WHAT THE TASK REQUIRES: Take from the records below each line that holds "Articles".

GIVEN DATA:
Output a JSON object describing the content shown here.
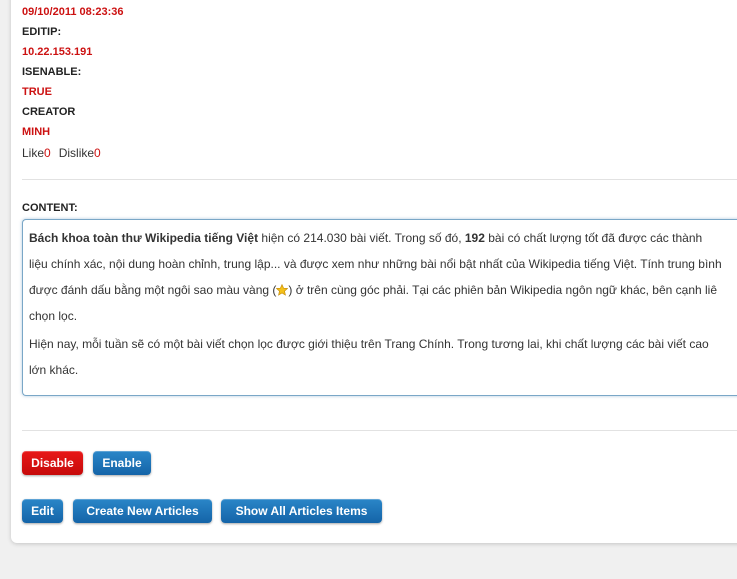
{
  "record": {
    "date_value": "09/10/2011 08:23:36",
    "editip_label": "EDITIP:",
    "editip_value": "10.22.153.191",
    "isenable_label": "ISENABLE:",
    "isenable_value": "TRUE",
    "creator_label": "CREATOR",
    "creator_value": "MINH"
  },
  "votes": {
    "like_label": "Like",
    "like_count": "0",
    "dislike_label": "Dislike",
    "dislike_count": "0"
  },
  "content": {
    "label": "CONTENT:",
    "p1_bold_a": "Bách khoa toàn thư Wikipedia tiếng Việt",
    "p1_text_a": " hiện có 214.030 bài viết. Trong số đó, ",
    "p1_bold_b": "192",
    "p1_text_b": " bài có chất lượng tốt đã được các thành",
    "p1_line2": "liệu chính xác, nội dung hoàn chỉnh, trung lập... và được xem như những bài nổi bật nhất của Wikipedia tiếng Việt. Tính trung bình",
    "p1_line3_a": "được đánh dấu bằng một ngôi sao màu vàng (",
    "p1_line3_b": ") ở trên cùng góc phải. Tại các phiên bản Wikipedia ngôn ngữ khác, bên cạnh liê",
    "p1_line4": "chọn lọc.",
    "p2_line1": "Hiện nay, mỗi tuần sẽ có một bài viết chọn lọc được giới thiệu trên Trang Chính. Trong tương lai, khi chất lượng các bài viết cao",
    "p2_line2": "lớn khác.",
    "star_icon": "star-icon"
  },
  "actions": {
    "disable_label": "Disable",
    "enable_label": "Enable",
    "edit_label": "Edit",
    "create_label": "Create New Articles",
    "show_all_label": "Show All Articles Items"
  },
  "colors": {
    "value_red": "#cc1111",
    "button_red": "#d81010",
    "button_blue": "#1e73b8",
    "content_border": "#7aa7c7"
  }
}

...

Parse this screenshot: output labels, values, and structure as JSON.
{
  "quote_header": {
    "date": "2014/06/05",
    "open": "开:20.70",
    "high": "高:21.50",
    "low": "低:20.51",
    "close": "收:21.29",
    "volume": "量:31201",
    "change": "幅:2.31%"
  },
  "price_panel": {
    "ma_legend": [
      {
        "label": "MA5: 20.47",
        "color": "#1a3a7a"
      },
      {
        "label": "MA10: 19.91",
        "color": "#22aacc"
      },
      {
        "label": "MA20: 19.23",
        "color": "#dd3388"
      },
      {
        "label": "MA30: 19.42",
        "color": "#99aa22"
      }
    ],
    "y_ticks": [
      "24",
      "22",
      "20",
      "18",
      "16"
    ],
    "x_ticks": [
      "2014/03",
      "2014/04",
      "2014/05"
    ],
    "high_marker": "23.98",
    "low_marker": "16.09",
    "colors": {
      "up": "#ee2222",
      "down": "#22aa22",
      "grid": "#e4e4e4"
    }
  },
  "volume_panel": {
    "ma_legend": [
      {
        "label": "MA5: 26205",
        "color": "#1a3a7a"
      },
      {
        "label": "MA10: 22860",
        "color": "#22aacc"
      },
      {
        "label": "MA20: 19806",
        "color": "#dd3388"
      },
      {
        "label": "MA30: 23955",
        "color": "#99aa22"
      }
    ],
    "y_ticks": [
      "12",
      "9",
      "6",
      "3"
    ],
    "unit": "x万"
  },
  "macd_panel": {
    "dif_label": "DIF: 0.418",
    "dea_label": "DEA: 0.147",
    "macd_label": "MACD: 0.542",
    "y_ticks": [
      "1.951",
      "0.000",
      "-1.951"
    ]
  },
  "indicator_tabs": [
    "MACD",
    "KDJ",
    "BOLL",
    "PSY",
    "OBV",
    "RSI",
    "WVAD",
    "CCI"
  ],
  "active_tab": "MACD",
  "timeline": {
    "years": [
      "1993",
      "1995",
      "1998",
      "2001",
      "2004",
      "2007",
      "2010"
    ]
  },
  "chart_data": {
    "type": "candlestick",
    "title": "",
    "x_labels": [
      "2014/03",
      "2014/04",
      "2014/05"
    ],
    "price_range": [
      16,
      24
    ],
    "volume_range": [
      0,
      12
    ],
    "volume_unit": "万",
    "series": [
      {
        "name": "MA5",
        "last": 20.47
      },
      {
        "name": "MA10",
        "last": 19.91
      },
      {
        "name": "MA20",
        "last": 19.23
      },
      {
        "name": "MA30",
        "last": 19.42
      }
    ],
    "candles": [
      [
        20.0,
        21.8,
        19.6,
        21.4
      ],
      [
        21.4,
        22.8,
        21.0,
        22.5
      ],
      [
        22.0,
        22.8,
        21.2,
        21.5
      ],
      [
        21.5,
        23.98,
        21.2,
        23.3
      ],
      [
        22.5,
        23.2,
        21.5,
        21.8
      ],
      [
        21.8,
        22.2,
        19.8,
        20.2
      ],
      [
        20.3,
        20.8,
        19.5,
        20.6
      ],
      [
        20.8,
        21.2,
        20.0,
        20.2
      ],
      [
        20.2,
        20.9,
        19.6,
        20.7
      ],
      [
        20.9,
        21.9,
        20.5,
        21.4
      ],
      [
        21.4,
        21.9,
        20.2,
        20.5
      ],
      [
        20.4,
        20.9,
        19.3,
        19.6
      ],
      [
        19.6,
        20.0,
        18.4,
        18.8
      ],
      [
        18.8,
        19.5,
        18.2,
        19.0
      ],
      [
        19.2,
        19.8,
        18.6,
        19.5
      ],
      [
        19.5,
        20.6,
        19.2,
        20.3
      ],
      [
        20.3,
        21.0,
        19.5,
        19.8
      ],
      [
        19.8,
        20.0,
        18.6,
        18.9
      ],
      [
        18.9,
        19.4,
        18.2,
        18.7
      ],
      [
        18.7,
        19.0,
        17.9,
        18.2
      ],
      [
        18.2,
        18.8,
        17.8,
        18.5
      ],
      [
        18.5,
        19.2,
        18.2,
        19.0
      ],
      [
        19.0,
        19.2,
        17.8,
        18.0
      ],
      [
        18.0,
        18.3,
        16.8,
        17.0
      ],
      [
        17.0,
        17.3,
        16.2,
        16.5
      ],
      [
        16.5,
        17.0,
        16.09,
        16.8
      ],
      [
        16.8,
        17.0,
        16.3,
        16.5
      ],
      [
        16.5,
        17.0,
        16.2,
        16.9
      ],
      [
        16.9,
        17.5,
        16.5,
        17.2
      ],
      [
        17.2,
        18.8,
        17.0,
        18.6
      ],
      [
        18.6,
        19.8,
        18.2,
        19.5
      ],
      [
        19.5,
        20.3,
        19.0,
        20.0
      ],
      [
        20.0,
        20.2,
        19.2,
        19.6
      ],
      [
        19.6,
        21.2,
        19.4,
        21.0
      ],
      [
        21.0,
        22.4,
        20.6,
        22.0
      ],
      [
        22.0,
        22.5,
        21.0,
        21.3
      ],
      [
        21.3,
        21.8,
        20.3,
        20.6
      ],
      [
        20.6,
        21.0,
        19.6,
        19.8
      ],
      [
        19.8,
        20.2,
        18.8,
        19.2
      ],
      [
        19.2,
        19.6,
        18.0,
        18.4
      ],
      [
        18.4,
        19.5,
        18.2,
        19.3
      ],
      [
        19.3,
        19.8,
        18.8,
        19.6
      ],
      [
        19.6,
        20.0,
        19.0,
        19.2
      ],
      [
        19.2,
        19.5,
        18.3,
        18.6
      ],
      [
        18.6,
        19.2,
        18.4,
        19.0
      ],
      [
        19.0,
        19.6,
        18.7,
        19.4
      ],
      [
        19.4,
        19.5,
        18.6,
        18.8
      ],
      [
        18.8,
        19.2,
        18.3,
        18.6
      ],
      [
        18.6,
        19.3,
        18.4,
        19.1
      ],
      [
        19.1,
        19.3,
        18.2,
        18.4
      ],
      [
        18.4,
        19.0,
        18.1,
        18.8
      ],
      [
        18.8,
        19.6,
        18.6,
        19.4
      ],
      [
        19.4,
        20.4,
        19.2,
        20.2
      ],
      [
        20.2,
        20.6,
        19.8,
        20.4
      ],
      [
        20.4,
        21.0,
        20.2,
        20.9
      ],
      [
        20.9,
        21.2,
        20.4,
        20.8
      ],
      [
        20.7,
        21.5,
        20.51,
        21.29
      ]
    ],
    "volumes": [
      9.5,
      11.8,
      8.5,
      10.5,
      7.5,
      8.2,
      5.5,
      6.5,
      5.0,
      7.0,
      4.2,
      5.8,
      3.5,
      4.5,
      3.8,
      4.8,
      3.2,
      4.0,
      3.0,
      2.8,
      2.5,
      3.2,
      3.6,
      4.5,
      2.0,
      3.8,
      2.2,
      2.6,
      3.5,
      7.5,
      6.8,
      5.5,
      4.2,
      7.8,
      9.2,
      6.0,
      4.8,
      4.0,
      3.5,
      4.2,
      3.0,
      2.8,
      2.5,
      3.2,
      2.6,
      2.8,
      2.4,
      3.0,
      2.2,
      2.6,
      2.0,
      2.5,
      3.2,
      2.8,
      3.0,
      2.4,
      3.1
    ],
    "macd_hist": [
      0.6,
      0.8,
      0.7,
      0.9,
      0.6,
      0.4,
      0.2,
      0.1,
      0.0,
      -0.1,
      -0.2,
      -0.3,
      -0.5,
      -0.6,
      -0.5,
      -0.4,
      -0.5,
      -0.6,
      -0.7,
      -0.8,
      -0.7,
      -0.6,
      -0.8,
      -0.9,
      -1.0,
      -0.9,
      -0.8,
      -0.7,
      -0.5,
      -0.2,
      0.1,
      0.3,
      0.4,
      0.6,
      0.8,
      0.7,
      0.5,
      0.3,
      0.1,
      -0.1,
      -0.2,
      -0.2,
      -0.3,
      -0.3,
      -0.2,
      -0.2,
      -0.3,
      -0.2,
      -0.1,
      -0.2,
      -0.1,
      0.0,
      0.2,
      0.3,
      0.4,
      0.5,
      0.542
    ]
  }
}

EXPECTED OUTPUT:
    "create_label": "Create New Articles",
    "show_all_label": "Show All Articles Items"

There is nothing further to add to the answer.